pop'-lar (libhneh, "whiteness"; sturakinos, "storax" (Genesis 30:37), leuke, "poplar" (Hosea 4:13) (libhneh is so similar to the Arabic libna, the storax, that the latter certainly has the first claim to be the true translation)):
"Jacob took him rods of fresh poplar," margin "storax tree" (Genesis 30:37). "They .... burn incense upon the hills, under oaks and poplars and terebinths, because the shadow thereof is good" (Hosea 4:13). In the latter reference the conjunction of the shrub, storax, with two great trees like the oak and terebinth--even though they all grow in the mountains--is strange. The storax cannot give a shade comparable with these trees. Had we other evidence of the storax being a sacred tree among the Hebrews, it might explain the difficulty.

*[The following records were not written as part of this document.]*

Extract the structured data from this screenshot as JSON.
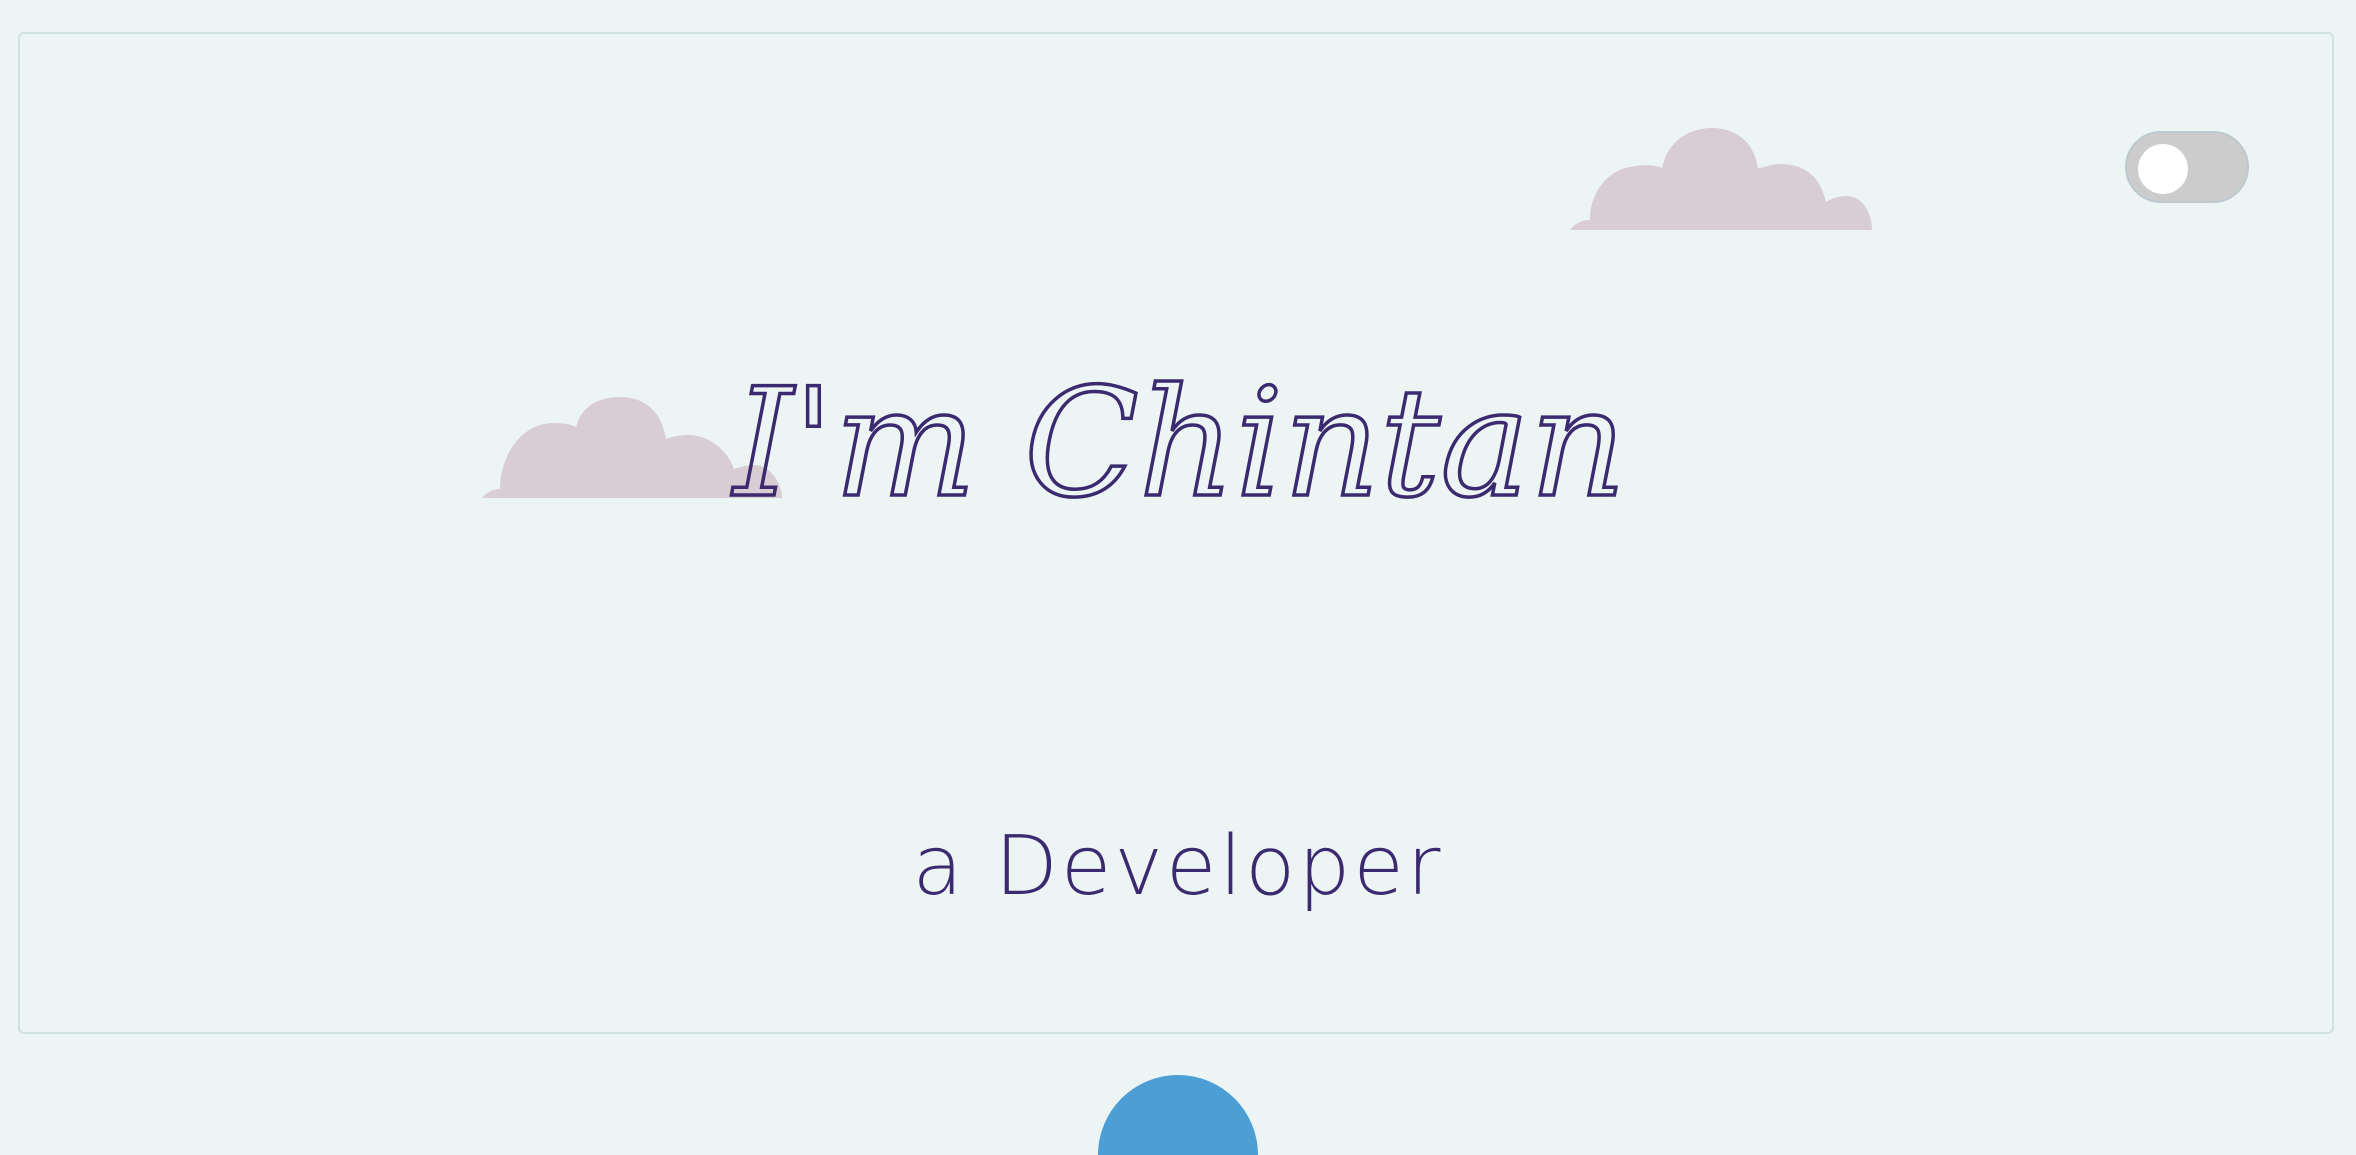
{
  "hero": {
    "greeting": "I'm Chintan",
    "subtitle": "a Developer"
  },
  "theme_toggle": {
    "state": "off"
  },
  "colors": {
    "background": "#ecf5f4",
    "text": "#3b2a6f",
    "cloud": "#d9cdd4",
    "toggle_track": "#cccccc",
    "toggle_knob": "#ffffff",
    "accent": "#4d9ed5"
  },
  "icons": {
    "cloud": "cloud-icon"
  }
}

The storax, Styrax officinalis (Natural Order Styraceae), is a very common shrub in Palestine which occasionally attains the height of 20 feet. The under surfaces of its oval leaves are covered with whitish hairs, and it has many beautiful pure-white flowers like orange blossoms--hence, its name "whiteness."
The poplar, the traditional translation in Hosea 4:13, flourishes in many parts of Palestine. The white poplar, Populus alba, Arabic Haur, is common everywhere; Euphratica occurs especially in the Jordan valley; the black poplar, P. nigra, and the Lombardy poplar, P. pyramidalis--probably an importation--are both plentiful in the plain of Coele-Syria, around Damascus and along the river banks of Syria.
E. W. G. Masterman